The FanRag Sports Offseason Rankings counts down the top 100 NBA players throughout the offseason. Methodology, voters and the full countdown are all detailed in the introductory post.
Khris Middleton missed the start of last season with an injury. While he acquitted himself sufficiently after his return to the Milwaukee Bucks, it was a clear drop-off from the 2015-16 season. His scoring fell from 18.2 points to 14.7, largely because his minutes were down.

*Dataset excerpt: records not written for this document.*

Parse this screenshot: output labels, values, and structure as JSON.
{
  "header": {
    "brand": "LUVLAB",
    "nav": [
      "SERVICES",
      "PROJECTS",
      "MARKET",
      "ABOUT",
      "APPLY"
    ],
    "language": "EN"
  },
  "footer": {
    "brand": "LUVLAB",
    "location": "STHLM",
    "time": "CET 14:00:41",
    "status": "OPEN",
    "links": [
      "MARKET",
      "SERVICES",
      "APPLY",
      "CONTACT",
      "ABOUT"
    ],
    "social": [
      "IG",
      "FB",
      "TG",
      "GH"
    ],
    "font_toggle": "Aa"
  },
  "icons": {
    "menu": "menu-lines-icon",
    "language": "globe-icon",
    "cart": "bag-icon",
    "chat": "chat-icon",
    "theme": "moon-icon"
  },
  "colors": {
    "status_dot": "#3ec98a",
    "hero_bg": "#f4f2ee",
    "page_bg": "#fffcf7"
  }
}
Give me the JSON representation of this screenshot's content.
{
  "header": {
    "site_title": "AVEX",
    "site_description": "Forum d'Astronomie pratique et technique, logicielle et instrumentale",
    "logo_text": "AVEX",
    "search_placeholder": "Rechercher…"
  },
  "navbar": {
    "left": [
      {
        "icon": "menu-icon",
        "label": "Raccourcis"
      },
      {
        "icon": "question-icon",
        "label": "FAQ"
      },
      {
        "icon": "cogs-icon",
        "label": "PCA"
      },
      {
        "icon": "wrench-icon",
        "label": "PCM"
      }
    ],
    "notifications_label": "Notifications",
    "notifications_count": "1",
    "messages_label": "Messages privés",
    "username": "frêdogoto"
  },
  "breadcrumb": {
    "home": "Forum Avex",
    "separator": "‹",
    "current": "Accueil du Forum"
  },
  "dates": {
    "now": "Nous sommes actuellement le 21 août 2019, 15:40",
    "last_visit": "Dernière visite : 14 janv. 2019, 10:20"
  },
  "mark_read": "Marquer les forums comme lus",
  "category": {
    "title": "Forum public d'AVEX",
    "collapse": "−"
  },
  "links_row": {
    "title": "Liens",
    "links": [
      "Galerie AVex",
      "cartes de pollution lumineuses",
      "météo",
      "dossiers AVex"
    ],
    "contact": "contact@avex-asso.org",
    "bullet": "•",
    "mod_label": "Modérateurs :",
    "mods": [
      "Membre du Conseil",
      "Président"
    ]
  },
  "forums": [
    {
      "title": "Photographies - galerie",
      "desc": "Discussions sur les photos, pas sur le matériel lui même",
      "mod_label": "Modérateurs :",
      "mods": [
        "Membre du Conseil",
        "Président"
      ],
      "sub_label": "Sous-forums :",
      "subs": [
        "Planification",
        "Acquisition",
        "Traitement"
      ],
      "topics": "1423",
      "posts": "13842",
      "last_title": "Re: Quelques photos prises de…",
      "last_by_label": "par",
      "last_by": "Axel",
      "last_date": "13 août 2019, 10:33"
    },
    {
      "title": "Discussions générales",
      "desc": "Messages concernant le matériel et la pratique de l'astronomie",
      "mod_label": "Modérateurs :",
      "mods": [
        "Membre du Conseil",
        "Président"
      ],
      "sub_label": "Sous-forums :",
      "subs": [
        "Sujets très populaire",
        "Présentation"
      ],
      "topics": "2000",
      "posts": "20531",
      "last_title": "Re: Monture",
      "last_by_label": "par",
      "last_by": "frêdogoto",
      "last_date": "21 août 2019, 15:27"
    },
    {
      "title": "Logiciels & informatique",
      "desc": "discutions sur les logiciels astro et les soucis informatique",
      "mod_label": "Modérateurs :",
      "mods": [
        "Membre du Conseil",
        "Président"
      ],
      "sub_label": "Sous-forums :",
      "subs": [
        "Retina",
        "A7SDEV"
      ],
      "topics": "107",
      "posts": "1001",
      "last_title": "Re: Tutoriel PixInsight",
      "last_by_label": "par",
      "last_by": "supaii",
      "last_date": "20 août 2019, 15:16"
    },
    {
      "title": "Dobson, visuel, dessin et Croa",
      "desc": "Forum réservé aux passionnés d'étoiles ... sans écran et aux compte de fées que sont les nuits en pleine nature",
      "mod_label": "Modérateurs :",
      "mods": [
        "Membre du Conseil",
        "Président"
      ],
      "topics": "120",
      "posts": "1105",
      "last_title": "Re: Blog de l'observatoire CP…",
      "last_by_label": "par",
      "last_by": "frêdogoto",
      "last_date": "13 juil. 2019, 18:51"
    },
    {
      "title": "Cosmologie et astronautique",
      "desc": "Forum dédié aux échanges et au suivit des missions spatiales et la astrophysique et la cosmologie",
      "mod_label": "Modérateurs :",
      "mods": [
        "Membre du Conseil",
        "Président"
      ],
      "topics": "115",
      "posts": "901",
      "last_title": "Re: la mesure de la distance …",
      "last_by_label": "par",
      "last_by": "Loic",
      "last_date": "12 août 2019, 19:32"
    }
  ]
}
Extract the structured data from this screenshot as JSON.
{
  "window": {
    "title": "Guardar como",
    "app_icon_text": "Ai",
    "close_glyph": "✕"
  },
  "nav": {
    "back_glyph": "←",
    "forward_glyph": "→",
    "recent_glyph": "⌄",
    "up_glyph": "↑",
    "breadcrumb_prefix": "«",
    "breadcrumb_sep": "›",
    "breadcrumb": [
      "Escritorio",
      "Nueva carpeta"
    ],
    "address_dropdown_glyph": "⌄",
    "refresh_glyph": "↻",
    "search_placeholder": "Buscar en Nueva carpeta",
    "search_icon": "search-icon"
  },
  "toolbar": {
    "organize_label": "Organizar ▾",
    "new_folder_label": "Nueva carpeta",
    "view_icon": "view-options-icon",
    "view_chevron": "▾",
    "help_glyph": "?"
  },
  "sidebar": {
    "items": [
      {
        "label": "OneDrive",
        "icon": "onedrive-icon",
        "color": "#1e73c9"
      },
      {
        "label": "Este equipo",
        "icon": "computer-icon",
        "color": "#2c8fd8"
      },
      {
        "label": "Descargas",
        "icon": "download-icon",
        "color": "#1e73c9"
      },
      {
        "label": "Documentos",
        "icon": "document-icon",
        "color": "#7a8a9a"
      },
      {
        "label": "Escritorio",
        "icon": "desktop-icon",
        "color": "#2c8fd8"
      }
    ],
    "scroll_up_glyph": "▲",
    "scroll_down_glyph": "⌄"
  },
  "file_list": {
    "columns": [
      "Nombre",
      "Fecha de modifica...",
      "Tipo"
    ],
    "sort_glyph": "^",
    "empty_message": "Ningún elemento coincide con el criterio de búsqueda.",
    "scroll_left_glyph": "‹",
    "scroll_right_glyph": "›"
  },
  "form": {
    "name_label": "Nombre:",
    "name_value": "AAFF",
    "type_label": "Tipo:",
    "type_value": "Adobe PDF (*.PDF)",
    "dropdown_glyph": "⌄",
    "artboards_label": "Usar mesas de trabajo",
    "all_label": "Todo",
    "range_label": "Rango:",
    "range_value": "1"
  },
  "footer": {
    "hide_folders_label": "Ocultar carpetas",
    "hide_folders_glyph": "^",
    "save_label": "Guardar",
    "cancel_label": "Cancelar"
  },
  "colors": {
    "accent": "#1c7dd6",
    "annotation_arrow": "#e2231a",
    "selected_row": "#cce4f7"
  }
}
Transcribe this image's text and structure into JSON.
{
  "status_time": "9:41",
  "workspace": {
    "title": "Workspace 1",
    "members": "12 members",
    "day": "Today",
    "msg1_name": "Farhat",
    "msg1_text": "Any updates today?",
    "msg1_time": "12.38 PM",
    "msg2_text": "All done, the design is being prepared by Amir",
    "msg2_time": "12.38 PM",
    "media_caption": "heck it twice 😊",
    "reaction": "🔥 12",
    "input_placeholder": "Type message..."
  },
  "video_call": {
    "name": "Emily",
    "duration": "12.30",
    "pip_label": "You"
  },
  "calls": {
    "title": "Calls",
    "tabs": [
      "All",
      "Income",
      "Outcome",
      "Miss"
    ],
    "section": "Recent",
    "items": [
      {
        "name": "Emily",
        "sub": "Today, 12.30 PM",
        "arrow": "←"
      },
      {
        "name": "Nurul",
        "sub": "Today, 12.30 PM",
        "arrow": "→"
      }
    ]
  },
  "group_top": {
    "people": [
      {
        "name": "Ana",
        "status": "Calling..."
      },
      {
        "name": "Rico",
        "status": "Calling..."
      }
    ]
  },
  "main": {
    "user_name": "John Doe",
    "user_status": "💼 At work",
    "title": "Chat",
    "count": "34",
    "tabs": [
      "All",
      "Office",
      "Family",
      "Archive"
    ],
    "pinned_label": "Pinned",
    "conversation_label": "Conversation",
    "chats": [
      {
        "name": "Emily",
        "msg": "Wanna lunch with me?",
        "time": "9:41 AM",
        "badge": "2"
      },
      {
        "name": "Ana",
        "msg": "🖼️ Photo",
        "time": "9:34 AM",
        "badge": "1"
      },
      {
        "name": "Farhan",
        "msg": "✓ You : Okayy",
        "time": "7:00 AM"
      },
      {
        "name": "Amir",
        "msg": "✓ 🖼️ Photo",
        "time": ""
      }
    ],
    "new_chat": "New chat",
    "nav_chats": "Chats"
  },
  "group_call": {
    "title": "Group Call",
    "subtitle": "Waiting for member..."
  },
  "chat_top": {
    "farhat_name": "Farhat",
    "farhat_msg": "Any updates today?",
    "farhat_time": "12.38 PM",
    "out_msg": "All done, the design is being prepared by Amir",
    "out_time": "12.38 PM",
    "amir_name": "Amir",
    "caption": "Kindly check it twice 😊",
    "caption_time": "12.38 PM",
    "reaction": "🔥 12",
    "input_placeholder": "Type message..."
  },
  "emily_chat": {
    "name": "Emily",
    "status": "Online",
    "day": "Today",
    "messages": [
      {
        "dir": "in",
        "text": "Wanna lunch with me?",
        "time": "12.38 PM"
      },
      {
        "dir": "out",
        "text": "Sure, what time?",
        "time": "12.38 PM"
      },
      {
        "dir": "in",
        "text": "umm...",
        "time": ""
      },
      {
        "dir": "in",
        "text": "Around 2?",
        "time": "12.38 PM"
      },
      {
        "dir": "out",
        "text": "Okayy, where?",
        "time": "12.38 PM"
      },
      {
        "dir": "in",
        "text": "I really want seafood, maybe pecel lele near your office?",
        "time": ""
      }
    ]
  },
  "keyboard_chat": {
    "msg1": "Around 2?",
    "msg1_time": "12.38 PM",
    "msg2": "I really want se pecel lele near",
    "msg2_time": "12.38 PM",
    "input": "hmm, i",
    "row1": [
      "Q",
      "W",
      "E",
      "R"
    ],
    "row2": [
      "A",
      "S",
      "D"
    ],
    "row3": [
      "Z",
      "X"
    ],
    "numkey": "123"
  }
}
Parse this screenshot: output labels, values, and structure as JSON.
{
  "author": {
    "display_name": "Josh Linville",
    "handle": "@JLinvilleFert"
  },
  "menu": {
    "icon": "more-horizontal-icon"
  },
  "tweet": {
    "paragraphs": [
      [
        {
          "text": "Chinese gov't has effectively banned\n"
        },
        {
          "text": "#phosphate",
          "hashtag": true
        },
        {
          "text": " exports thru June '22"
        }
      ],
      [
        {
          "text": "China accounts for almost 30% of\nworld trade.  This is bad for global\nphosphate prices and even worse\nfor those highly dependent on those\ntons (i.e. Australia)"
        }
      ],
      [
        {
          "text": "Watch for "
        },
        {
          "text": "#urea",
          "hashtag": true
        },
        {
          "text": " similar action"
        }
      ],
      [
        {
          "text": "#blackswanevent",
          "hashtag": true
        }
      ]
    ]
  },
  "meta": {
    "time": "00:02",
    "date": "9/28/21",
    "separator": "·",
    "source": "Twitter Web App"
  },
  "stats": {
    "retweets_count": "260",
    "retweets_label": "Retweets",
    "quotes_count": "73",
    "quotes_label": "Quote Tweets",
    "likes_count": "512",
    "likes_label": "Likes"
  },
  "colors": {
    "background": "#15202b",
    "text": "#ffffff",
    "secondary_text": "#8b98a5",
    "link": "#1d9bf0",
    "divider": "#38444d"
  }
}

His per-36 numbers were a little closer (18.1 points in 2015-16, 17.3 in 2016-17) and his true shooting percentage actually went up (56 percent to 57 percent). That, combined with his astute defense, makes him one of the best two-way players in the league at his position. No other two in the league was better than Middleton in both Offensive and Defensive Real Plus-Minus (if we consider Jimmy Butler a small forward, where he actually played last year).
What can he do as he enters his prime with a healthy preseason?
Jonathan Tjarks of the Ringer sums up perfectly why Middleton is so valuable as a player:
“Middleton fits into any lineup and makes everyone around him better, which is why Milwaukee has been able to integrate him into the rotation so seamlessly. He’s the connective glue that turns the Bucks from a mismatched collection of long limbs into a group that is better than the sum of its parts.”
Middleton’s place in Milwaukee is secure because he does whatever the Bucks need him to do. As such, his floor isn’t much below where his feet currently are.
Middleton could grow a lot. Jabari Parker’s return date isn’t known. Giannis Antetokounmpo is growing as a playmaker. When the two of them are playing together, the Bucks are a really good basketball team. Middleton should cement his status as the No. 2 scorer on a team that will vie for homecourt advantage in the first round of the playoffs. As such, he’ll get a lot of All-Star consideration in the Eastern Conference where there are a lot of vacancies. If he makes the All-Star Game, he’ll have an argument to make as a top-30 player.
There’s a perception that Middleton is “just” a 3-and-D player, but that’s not a fair characterization. Yes, he’s a great defender and can hit the 3-ball, but he’s more than “just” a 3-and-D player. He’s also one of the best post-up guards in the NBA.
According to Tjarks: “At 6-foot-8 and 234 pounds with a 6-foot-11 wingspan, Middleton has the size of a power forward and the game of a perimeter player.”
Middleton is a big dude who has no qualms backing someone down and dropping in a mid-range shot when he spies the mismatch.
He won’t score 25 points per game or be the first option on offense, but he is efficient and a heck of a second (or even third) option. If we ranked players solely by scoring, he’s probably not top-50, but he’s a well-rounded player who also passes smartly and plays defense.
Middleton is a near-elite defender. He ranked seventh at his position in DRPM, and his .888 points per possession against per Synergy was in the 62nd percentile.
However, with Middleton’s small sample size of games — coupled with the fact he was coming off an injury — those numbers probably understate his actual value. In 2015-16 he yielded .851 points per possession. As an on-ball defender, he’s not a human blanket like Avery Bradley, but he’s very capable. He’s also a good off-ball defender (his .903 points per possession against spot-ups ranked in the 76th percentile).
That combination — being able to defend on or off the ball, and being able to defend 1-4 due to his length — makes the Bucks “positionless” lineups work so well. The almost casual way he gets this steal is a good indication of his defense.
If you’re looking for flashy, you’re not going to get blown away by Middleton, but he’s a consistent baller. That matters.